If you associate Germany entirely with autobahns and wurst, Freiburg will surprise you.
It’s known as the most ecologically conscious city in Germany. There are tons, TONS of bikes. In neighboring villages, solar panels plaster the roofs. Today it’s raining, but people are still cycling—many protected by special ponchos that cover their handlebars and hands.
Freiburg’s Jazz & Rock Schulen has been a Berklee partner school for over a decade. The Berklee study-abroad program there, however, is only four semesters old. Not that you’d be able to tell: The JRS’s International Music College has only 92 students, so the Berklee visitors really have a home here.
The school takes up a total of four floors in two arts buildings plus a freestanding auditorium—far more cozy than Berklee’s ever-expanding campus. But the walls have neon graffiti and photos of luminaries who have performed there. Young men with blonde dreadlocks sat listening to a theory lesson. The sound of furiously played drums escaped from a basement practice room. In other words, it felt very familiar.
I promised not to take pictures today, so as not to publicize the rare bout of bad weather in this most Tuscan of German cities. Here are yesterday’s tourist shots instead.
Freiburg is a historic city at the corner of Germany, France, and Switzerland, with a big college and a gorgeous old downtown. People crowded the Christmas market, particularly the mulled booze and crepe/waffle stands.
Though most everyone seems to speak some English, from my first meal it was clear I needed to review menu German. Fortunately I recognized “feldsalat,” and “kartoffle” as being Deutscheland specialties, the former recommended by Berklee international programs honcho Amanda. I ended up with an entirely delicious soup-and-salad lunch.
That’s potato (kartoffle) soup with feldsalat, a German green that goes by different names in different parts of the country, JRS artistic director Bernhard Hofmann told me today. I found some growing wild on the Schlossberg, the site of the city’s long-ago destroyed hilltop fortress.
That hill is steep. And yet older couples walked up there. I saw all these joggers, and people on mountain bikes. These guys are FIT. Hopefully this picture gives you an idea of the steepness.Looking at these photos has made me hungry, so I’m off to the Goethe Institut dorms to meet the students for a traditional dinner. Oh, this post’s subject line?
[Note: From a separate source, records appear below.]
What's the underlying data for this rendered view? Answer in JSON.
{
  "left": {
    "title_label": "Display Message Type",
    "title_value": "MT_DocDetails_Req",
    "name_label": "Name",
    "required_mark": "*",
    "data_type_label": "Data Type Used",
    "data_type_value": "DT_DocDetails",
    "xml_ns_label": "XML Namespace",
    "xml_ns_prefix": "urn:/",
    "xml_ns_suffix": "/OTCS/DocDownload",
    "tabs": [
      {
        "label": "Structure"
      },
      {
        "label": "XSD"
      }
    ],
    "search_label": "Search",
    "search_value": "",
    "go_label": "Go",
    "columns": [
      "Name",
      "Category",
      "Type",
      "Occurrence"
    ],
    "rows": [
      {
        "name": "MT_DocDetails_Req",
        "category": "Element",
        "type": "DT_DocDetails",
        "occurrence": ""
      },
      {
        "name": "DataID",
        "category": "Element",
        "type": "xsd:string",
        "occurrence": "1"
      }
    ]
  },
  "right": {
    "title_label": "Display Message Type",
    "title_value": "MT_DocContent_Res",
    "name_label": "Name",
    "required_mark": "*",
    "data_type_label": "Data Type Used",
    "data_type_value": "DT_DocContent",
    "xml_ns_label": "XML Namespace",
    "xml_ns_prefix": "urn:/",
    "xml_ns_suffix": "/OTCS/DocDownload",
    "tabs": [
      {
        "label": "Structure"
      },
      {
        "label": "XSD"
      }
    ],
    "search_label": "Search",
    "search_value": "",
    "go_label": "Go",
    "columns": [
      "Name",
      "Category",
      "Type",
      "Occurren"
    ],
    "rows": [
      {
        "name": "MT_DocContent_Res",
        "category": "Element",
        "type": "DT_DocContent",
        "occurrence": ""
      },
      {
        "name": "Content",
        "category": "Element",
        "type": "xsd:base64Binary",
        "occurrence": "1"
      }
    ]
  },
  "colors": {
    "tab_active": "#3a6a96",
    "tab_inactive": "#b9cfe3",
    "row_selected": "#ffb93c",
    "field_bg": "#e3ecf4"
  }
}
It’s apparently what you say here instead of “my treat” or “it’s on us.” The JRS staff members are incredibly helpful and hospitable.
More news as events warrant—
- Rhythm Road 4: Tap-dancing into Timor-Leste - October 5, 2011
- Rhythm Road 3: The Earth Stringband comes to Cambodia - September 30, 2011
- A Weird Al for the Justin Bieber generation? - September 29, 2011
Great posts so far, Danielle! Looking forward to the rest of your reflections on the place, the program and the people. And thanks for the food photo – I love living vicariously through others’ meals. Feldsalat…mmm!!